AB - Aim: Surgical management of patients with deep endometriosis (DE) of the rectum is difficult. Inflammation and subsequent adhesions due to DE impede access to the lower pelvis and may lead to complications during laparoscopic low anterior resection (LAR). Transanal minimally invasive surgery (TAMIS) is an alternative to an abdominal approach with potential advantages. The aim of this study was to provide a description of the TAMIS technique and to present the perioperative results of TAMIS and of conventional LAR in patients with DE. Method: A prospective consecutive cohort of patients undergoing rectal resection for DE had either conventional laparoscopic LAR or TAMIS rectal excision. Pre-, intra- and postoperative parameters, such as patient symptomatology, operating time and postoperative complications were compared between the groups. Quality of life was assessed using the EORTC-QLQ-29/30 questionnaires. Results: Between May 2014 and March 2016 a total of 11 rectal resections were performed, including five TAMIS procedures. No differences were found in the pre-, intra- or postoperative parameters. Two major complications occurred after conventional LAR and none after TAMIS. No differences in quality of life were found between the groups.

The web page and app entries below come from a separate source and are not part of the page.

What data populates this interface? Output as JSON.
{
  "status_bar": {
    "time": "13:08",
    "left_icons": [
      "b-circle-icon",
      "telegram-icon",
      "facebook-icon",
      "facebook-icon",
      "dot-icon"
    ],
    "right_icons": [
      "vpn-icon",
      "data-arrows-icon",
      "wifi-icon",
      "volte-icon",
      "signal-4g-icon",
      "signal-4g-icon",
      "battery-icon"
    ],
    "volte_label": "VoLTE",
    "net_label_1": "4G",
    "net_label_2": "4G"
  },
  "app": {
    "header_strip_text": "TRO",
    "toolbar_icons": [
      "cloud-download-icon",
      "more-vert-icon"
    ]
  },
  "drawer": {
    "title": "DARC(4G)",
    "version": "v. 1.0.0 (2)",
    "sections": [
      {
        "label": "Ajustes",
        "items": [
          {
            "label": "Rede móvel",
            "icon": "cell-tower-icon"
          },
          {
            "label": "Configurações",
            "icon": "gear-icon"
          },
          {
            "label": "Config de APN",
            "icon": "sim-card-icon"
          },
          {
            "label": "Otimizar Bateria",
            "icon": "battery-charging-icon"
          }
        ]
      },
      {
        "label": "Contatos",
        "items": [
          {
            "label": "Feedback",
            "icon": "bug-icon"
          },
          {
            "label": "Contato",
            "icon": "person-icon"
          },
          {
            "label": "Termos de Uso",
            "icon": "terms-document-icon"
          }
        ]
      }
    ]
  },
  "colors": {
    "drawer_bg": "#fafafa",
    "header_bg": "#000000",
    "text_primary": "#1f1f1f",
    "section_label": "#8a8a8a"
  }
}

Conclusion: Transanal minimally invasive surgery for DE of the rectum is feasible. Potential advantages include better surgical access to the pelvis, possibly fewer complications than LAR and no extraction incision with no difference in quality of life. Larger prospective studies are required to compare TAMIS with conventional rectal resection.

KW - Endometriosis

KW - rectum

KW - TAMIS

UR - http://www.scopus.com/inward/record.url?scp=85020094778&partnerID=8YFLogxK

U2 - 10.1111/codi.13569

DO - 10.1111/codi.13569

M3 - Article

VL - 19

SP - 576

EP - 581

JO - Colorectal Disease

JF - Colorectal Disease

SN - 1462-8910

IS - 6

ER -